Oil Rig: Drilling for Lego Technic

Cyrus Tabrizi, 7/11/12

      This was my entry to the Eurobricks TSATS competition. It was an oil platform that combined a number of remotely-controlled functions with a unique shape and crew. It is one of my few models that do not have wheels and I think it was the only one to have been oriented around water. In this regard, it certainly stood alone (no pun intended) but its design and construction are unique as well.


      The main body of the oil rig is built in the shape of an octagon -not something you see very often in legos nor in real life- and making the structure stable while fitting in the number of motors and functions that I did was not easy. Considering the number of 45 degree angles that were present, I'm surprised it turned out as nicely as it did.
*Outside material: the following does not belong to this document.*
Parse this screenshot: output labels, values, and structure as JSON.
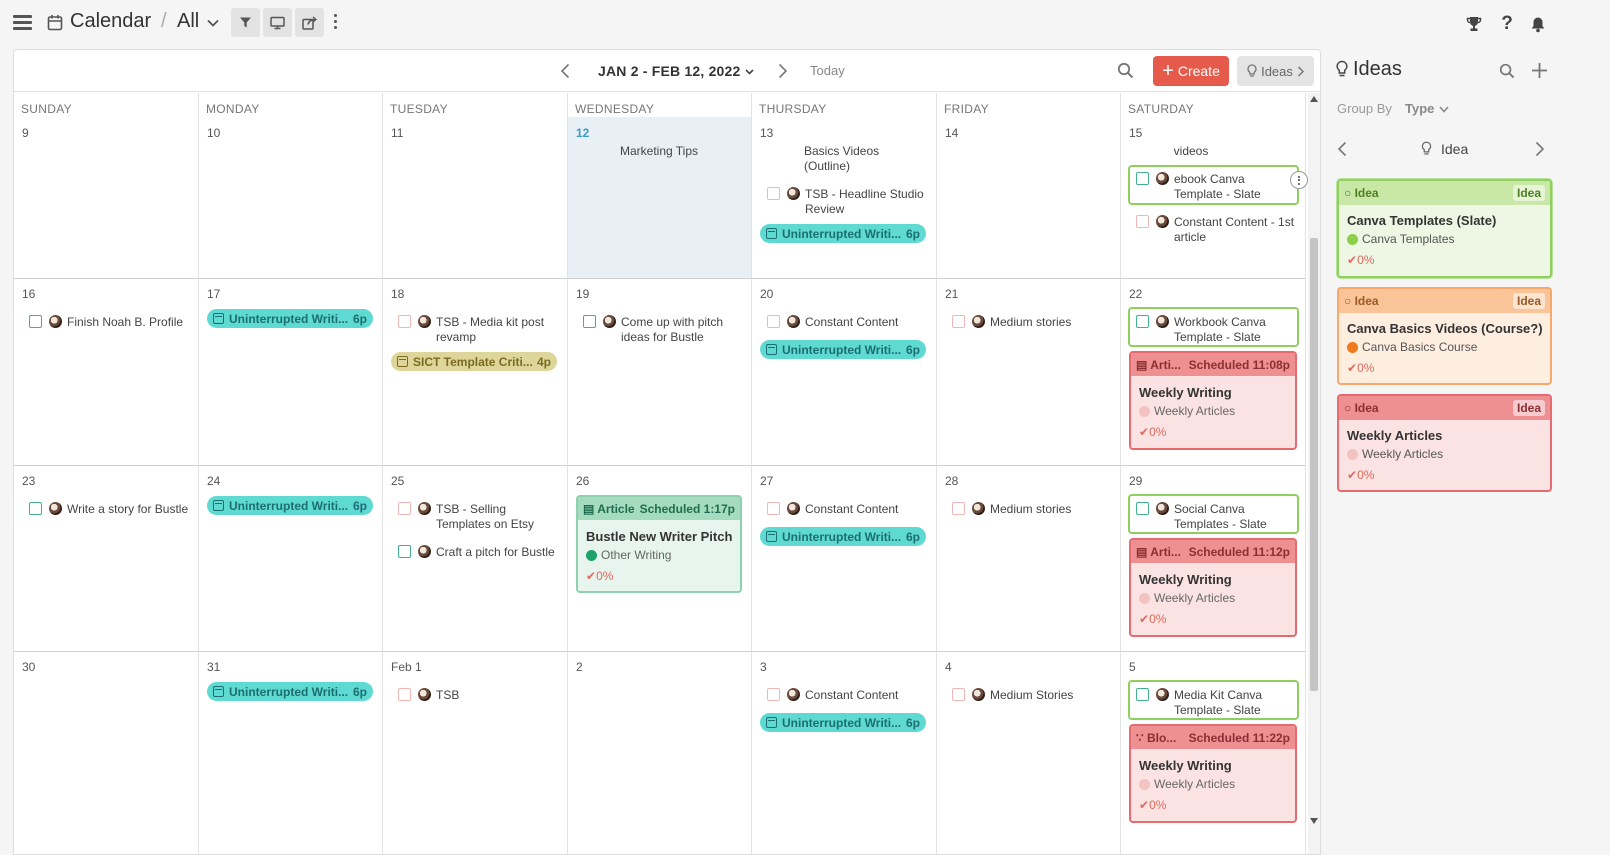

This octagonal design and the extending legs give it a unique profile, one that is ultimately fictional and completely different from real platforms. Mechanically speaking, it rests on four pneumatically raised legs, each with air suspension  and roughly 90 degrees of motorized rotation. The four pumps are controlled via a switch that can be accessed from the side of the platform and the air supply comes from two hand pumps below the battery box. The rotation of the legs is controlled by two XL motors (one per pair of legs) such that they work in unison to turn each of the legs. The legs can be positioned so that they are perpendicular to each other or parallel to either of their respective neighbors. This stabilizes the entire platform in the direction that the legs are aligned to-as such, the perpendicular position is the most stable in general, but other positions can be used when an outside force (such as wind or waves) is set against a particular side of the platform. The rig has a drill arm that can be raised and lowered via one M motor. At the bottom of the arm there is an original Lego drill that spins via gearing and an M motor that is mounted near it. This was the only viable setup as the movement of the drill arm presents a problem in terms of transmitting power to the drill head. The possibility of having an axle (such as 32-long one from the 8421 Mobile Crane) that moves with the arm and then spinning it through a sliding gear was considered but was disregarded after a bit of testing.

      All in all, I think the model does a good job of combining an interesting set of functions with a unique appearance, but the main problem with the model lies in the fragile nature of the platform's legs. When on slippery surfaces like glass, the small contact surface of the leg's base is insufficient to keep the legs from sliding and the bending of the actual legs themselves when under too much pressure only adds to the instability of the heavy structure. Although the function of rotating the legs relies on the legs being able to slip, the legs are not sturdy enough to prevent the entire structure from twisting. One solution to this would be to attach some rubber Lego treads to the base of the legs -this would add traction and prevent slipping -and to move the center of the leg's contact surface to below the center of the turntable -this would mean that the legs could spin even with the additional friction caused by the use of Lego treads on the feet.

More pictures can be found on Flickr.